(Records from a dataset)
————————
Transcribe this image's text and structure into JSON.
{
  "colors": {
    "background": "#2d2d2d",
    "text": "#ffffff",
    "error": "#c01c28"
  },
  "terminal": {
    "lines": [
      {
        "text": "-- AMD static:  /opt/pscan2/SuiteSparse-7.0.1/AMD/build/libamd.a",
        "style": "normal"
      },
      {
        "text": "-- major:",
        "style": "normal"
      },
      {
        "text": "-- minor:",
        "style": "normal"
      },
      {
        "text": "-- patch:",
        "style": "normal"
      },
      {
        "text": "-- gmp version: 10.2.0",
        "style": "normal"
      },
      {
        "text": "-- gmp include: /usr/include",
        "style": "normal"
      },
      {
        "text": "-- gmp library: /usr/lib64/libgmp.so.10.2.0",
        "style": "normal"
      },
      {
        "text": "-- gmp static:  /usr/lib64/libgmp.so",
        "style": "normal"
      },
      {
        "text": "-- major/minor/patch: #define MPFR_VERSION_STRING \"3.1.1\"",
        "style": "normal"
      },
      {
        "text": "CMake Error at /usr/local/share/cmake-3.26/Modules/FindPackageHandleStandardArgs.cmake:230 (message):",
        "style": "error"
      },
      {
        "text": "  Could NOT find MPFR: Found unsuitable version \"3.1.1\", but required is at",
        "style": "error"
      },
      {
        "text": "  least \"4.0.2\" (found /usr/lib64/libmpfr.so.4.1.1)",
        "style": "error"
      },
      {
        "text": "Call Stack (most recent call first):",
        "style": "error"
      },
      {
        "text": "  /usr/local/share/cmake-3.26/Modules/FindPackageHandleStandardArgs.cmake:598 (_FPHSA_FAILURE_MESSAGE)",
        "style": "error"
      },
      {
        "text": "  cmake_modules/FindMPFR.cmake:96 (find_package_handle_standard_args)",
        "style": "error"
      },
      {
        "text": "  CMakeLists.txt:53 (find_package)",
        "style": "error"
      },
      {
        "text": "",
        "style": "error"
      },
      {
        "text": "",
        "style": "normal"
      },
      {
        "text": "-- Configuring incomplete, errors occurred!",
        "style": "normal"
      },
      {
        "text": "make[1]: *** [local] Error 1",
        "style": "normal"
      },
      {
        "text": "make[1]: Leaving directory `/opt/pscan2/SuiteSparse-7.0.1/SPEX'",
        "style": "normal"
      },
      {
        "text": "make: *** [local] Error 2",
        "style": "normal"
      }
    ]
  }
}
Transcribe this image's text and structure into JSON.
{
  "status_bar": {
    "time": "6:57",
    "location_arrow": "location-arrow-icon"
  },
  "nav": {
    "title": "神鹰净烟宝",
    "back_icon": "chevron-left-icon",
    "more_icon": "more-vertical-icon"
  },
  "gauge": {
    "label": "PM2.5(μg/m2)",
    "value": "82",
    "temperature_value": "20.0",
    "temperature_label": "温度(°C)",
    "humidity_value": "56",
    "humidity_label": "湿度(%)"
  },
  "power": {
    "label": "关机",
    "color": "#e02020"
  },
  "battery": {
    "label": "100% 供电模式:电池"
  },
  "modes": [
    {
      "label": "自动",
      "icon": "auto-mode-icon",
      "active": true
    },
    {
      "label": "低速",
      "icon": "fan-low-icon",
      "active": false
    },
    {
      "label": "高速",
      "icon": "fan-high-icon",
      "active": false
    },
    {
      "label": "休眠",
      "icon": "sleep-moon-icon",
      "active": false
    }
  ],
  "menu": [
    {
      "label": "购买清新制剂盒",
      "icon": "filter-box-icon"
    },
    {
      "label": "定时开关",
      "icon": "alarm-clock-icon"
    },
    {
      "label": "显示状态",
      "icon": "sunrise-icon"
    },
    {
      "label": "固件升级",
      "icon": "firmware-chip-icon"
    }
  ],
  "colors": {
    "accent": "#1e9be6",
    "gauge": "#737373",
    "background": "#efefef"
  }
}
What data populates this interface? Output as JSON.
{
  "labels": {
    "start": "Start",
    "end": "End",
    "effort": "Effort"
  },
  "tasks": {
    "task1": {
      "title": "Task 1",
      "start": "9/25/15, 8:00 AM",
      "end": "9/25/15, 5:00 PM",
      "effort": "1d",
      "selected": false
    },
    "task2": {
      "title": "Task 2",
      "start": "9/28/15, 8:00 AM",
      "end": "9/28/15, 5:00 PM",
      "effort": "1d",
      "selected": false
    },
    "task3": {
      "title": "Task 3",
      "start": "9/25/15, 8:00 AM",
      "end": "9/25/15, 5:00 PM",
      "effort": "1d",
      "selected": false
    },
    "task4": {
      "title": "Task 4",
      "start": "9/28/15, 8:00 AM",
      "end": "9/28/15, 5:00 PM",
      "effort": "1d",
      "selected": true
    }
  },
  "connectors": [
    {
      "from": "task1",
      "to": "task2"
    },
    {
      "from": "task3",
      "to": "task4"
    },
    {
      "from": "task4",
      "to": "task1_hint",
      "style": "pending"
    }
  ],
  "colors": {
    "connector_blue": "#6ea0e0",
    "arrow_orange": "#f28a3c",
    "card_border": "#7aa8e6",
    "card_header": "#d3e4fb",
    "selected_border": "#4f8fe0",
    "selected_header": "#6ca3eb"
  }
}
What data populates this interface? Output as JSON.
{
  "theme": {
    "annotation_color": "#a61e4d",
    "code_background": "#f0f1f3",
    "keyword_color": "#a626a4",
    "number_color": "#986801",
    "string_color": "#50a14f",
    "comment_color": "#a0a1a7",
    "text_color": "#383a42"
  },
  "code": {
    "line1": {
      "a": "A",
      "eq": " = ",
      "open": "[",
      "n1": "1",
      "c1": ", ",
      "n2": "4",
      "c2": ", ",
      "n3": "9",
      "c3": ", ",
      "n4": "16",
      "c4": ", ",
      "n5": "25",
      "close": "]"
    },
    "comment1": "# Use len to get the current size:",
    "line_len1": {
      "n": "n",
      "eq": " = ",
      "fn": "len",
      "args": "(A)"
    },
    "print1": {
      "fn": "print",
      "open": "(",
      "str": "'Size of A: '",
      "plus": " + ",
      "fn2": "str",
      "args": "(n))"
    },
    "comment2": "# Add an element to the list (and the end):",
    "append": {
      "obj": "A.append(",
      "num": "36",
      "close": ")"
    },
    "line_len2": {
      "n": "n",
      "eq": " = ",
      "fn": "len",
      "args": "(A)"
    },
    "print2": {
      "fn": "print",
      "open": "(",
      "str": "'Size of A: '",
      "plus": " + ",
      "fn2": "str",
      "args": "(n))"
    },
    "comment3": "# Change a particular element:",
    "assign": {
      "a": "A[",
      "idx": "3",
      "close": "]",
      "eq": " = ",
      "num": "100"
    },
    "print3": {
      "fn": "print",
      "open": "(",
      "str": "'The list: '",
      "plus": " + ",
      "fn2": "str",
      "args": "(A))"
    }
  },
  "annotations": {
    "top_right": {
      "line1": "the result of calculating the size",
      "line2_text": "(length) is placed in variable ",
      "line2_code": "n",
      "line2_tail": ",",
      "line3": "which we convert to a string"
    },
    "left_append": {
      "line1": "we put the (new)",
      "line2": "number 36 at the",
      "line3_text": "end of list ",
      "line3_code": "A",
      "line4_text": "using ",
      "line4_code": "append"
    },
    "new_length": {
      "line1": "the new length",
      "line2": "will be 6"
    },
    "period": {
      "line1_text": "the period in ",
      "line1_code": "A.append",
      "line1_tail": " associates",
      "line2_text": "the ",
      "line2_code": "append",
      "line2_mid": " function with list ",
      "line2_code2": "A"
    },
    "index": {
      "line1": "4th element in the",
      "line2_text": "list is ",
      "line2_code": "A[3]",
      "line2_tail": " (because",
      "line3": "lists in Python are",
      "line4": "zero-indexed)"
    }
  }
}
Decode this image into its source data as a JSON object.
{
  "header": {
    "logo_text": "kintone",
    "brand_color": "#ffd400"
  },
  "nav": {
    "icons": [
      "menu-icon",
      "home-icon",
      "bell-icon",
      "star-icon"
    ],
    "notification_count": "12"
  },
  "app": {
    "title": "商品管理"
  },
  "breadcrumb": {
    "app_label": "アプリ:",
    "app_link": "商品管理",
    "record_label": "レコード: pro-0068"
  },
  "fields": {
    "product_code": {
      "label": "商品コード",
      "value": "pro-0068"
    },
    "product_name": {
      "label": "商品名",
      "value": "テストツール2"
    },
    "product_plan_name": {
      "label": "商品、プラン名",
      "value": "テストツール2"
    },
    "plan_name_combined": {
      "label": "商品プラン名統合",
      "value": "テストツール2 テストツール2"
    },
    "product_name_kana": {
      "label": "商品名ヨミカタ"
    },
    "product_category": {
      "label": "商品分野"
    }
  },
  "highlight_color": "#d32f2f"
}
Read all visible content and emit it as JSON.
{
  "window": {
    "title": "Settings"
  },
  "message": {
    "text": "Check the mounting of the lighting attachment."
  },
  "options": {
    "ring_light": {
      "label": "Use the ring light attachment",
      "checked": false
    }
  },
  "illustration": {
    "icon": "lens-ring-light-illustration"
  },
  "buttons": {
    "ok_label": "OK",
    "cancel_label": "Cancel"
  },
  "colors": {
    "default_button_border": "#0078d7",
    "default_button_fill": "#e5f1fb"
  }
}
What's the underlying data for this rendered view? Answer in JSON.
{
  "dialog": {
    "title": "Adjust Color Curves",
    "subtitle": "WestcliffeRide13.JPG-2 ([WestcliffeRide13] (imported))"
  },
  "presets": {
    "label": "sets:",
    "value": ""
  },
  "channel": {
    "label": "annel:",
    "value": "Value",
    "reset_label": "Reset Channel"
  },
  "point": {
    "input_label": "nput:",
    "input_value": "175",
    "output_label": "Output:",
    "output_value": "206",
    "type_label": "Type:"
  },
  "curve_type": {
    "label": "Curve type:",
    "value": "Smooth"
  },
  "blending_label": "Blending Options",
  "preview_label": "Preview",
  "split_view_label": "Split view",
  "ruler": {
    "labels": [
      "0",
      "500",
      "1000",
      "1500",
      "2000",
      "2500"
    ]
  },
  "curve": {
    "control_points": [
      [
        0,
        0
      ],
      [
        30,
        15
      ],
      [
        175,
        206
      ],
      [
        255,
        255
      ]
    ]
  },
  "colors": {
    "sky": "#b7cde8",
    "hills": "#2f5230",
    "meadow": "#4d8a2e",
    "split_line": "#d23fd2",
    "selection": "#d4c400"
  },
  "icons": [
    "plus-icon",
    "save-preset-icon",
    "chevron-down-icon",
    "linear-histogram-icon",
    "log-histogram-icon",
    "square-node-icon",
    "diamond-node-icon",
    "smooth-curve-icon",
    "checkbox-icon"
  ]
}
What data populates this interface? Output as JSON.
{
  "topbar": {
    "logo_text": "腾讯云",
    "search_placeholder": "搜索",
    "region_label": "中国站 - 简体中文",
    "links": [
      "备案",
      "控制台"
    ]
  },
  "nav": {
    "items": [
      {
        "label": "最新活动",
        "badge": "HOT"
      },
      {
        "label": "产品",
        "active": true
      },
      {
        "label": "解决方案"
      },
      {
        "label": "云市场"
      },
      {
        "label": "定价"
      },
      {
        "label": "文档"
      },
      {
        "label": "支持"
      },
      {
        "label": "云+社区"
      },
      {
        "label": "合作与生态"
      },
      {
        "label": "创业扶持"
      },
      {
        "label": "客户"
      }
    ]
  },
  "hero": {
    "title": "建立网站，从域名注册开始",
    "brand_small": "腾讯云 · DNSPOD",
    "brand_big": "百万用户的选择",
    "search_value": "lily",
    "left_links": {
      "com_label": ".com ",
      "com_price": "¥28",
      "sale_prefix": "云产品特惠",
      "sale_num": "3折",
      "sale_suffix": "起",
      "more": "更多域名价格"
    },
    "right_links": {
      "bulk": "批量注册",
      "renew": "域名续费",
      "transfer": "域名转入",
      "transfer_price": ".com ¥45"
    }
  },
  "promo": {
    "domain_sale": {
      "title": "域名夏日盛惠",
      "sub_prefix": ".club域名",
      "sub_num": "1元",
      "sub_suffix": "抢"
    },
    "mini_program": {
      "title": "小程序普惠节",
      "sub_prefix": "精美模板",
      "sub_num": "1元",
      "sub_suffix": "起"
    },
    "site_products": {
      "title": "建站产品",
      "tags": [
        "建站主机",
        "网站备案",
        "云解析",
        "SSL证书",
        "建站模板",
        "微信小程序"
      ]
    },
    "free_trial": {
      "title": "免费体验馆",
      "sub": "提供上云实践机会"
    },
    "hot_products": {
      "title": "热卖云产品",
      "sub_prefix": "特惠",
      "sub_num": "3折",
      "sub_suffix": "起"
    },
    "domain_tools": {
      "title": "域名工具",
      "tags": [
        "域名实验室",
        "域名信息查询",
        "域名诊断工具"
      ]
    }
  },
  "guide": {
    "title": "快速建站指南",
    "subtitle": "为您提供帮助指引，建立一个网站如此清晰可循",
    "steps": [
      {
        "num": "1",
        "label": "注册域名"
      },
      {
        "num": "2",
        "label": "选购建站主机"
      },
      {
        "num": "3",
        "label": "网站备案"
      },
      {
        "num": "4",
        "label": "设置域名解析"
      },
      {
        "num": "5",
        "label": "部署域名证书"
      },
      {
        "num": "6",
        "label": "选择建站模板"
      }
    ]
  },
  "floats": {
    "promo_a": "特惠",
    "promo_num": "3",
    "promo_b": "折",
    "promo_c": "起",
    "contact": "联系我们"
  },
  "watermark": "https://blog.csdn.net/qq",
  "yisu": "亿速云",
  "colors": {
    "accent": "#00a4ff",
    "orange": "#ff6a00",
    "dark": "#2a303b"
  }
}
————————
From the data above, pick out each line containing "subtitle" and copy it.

> EXERCISE ANSWER
    "subtitle": "WestcliffeRide13.JPG-2 ([WestcliffeRide13] (imported))"
    "subtitle": "为您提供帮助指引，建立一个网站如此清晰可循",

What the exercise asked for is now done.